The European Union (EU) delegation to Nigeria and ECOWAS has moved to replace gas from Russia with Nigerian gas following the invasion of UKraine by Russia and the global energy crisis triggered by the raging war as well as the consequences on European countries.
The deputy director-general, department for (Energy), European Commission in Brussels, Mr Matthew Baldwin, made this known at a news conference on Friday, stressing that the EU would meet with Nigerian top government officials and private sector players, including key stakeholders in the country’s energy sector to work out the modalities.
EU and its allies have slammed multiple sanctions on the Vladimir Putin’s Government in Russian as the EU’s executive body had urged member states to slash their gas consumption by 15 per cent warning that a complete shutdown of Russian supplies was “likely”.
“In summary, I am on a mission from Europe to try to deliver Liquefied Natural Gas (LNG) today in the context of NLG partnership tomorrow with Nigeria.
“Europe is in a tight spot in relations to gas, following the Russian invasion of Ukraine and the instability in our gas market and the threat of cutting off supply altogether.
“So, we have launched the energy platform task force and the primary goal is to reach out to our reliable partners such as Nigeria to replace the gas from Russia with gas from reliable partners,” Baldwin said.
He said further that early this week, the EU launched a gas demand reduction plan and is looking to reduce demand of gas by 15 per cent to manage the demand aspect of the equation.
“To be clear, we need to manage the supply side and that’s why we want to expand what is currently at 14 per cent shares of our total LNG import from Nigeria and we want it to go up.
“Our gas percentage was 60 per cent but now we want to go up,” he said.

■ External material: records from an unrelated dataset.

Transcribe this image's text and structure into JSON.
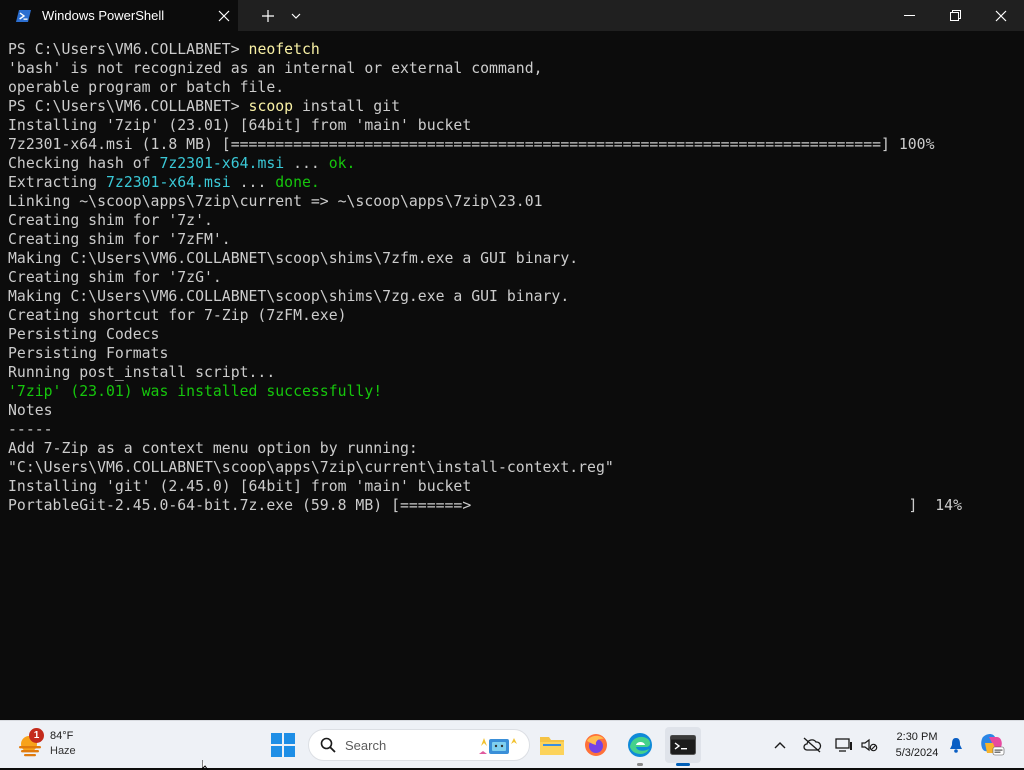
{
  "window": {
    "tab_title": "Windows PowerShell"
  },
  "terminal": {
    "lines": [
      [
        {
          "t": "PS C:\\Users\\VM6.COLLABNET> "
        },
        {
          "t": "neofetch",
          "c": "yellow"
        }
      ],
      [
        {
          "t": "'bash' is not recognized as an internal or external command,"
        }
      ],
      [
        {
          "t": "operable program or batch file."
        }
      ],
      [
        {
          "t": "PS C:\\Users\\VM6.COLLABNET> "
        },
        {
          "t": "scoop",
          "c": "yellow"
        },
        {
          "t": " install git"
        }
      ],
      [
        {
          "t": "Installing '7zip' (23.01) [64bit] from 'main' bucket"
        }
      ],
      [
        {
          "t": "7z2301-x64.msi (1.8 MB) [=========================================================================]"
        },
        {
          "t": " 100%",
          "c": "plain"
        }
      ],
      [
        {
          "t": "Checking hash of "
        },
        {
          "t": "7z2301-x64.msi",
          "c": "cyan"
        },
        {
          "t": " ... "
        },
        {
          "t": "ok.",
          "c": "green"
        }
      ],
      [
        {
          "t": "Extracting "
        },
        {
          "t": "7z2301-x64.msi",
          "c": "cyan"
        },
        {
          "t": " ... "
        },
        {
          "t": "done.",
          "c": "green"
        }
      ],
      [
        {
          "t": "Linking ~\\scoop\\apps\\7zip\\current => ~\\scoop\\apps\\7zip\\23.01"
        }
      ],
      [
        {
          "t": "Creating shim for '7z'."
        }
      ],
      [
        {
          "t": "Creating shim for '7zFM'."
        }
      ],
      [
        {
          "t": "Making C:\\Users\\VM6.COLLABNET\\scoop\\shims\\7zfm.exe a GUI binary."
        }
      ],
      [
        {
          "t": "Creating shim for '7zG'."
        }
      ],
      [
        {
          "t": "Making C:\\Users\\VM6.COLLABNET\\scoop\\shims\\7zg.exe a GUI binary."
        }
      ],
      [
        {
          "t": "Creating shortcut for 7-Zip (7zFM.exe)"
        }
      ],
      [
        {
          "t": "Persisting Codecs"
        }
      ],
      [
        {
          "t": "Persisting Formats"
        }
      ],
      [
        {
          "t": "Running post_install script..."
        }
      ],
      [
        {
          "t": "'7zip' (23.01) was installed successfully!",
          "c": "green"
        }
      ],
      [
        {
          "t": "Notes"
        }
      ],
      [
        {
          "t": "-----"
        }
      ],
      [
        {
          "t": "Add 7-Zip as a context menu option by running:"
        }
      ],
      [
        {
          "t": "\"C:\\Users\\VM6.COLLABNET\\scoop\\apps\\7zip\\current\\install-context.reg\""
        }
      ],
      [
        {
          "t": "Installing 'git' (2.45.0) [64bit] from 'main' bucket"
        }
      ],
      [
        {
          "t": "PortableGit-2.45.0-64-bit.7z.exe (59.8 MB) [=======>"
        },
        {
          "t": "]  14%",
          "c": "right"
        }
      ]
    ]
  },
  "taskbar": {
    "weather": {
      "badge": "1",
      "temp": "84°F",
      "condition": "Haze"
    },
    "search_placeholder": "Search",
    "clock": {
      "time": "2:30 PM",
      "date": "5/3/2024"
    }
  },
  "colors": {
    "terminal_bg": "#0c0c0c",
    "command": "#f9f1a5",
    "filename": "#3ac8d6",
    "success": "#16c60c",
    "accent": "#005fb8"
  }
}
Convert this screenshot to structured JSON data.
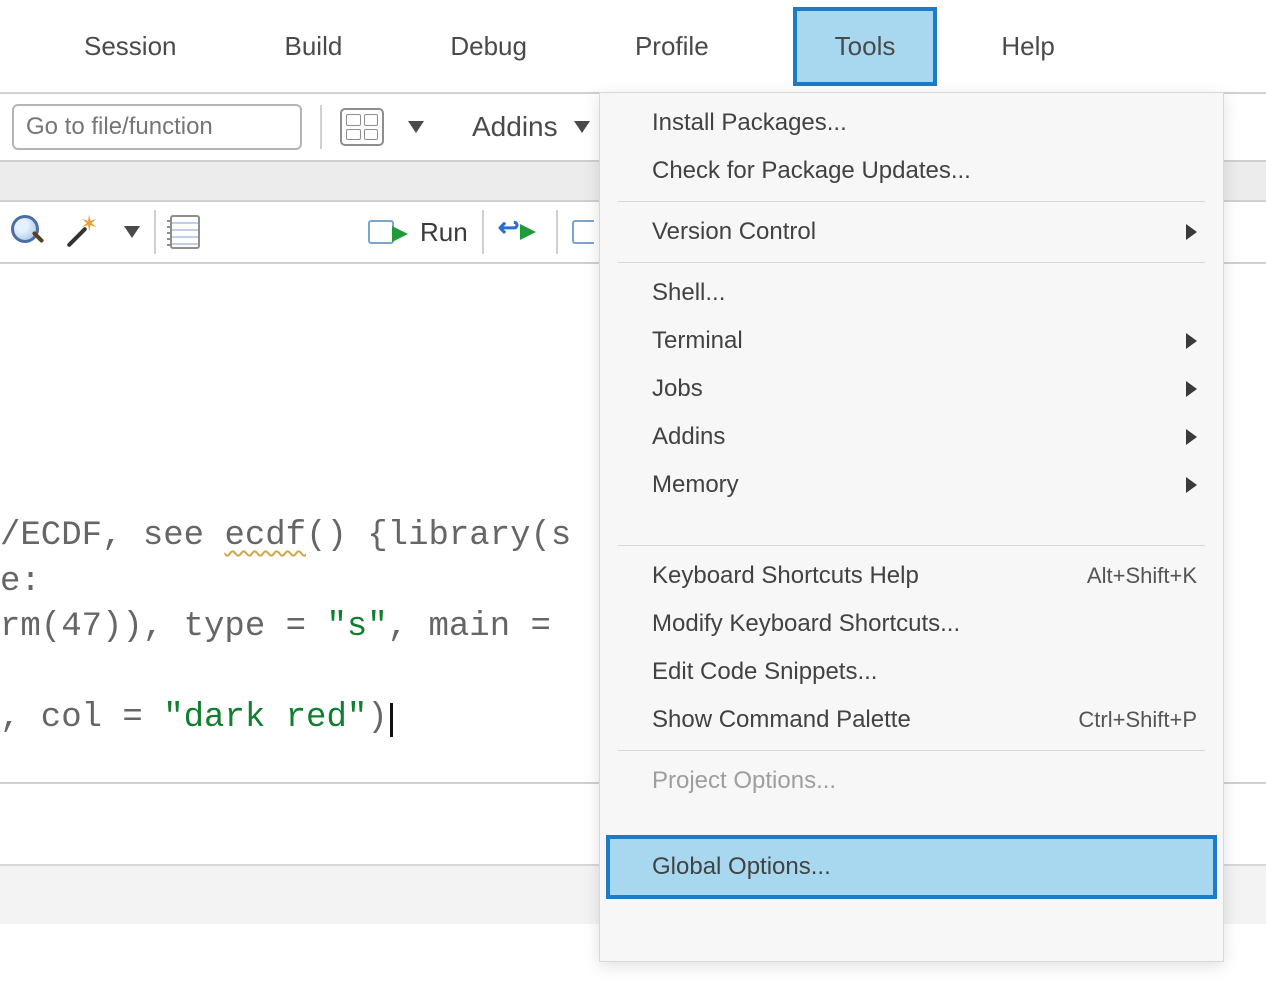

He added that Nigerian products had an extraordinary potentials and that was why EU wanted to expand the short- term delivery.
Baldwin sounded optimistic that the partnership with Nigeria on the gas supply will commence by the end of August, adding that it would create a long term partnership with Nigeria.
Head of the EU Delegation to Nigeria and ECOWAS, Ms Samuela Isopi, in her remarks, said that the bloc was doing its part in contributing to the energy sector through different collaborations with Nigerian Government.
She said “currently, EU’s contribution stands at 400 million euros “
She added that EU as a bloc remains Nigeria’s biggest trading partner accounting for more than 20 per cent of Nigerian trade with the world.
According to current data, in 2021 the volume of EU-Nigeria trade stood at 28.7 billion euros (an increase of more than 25 per cent over 2020) with a trade balance of 6.4 billion euros in favour of Nigeria.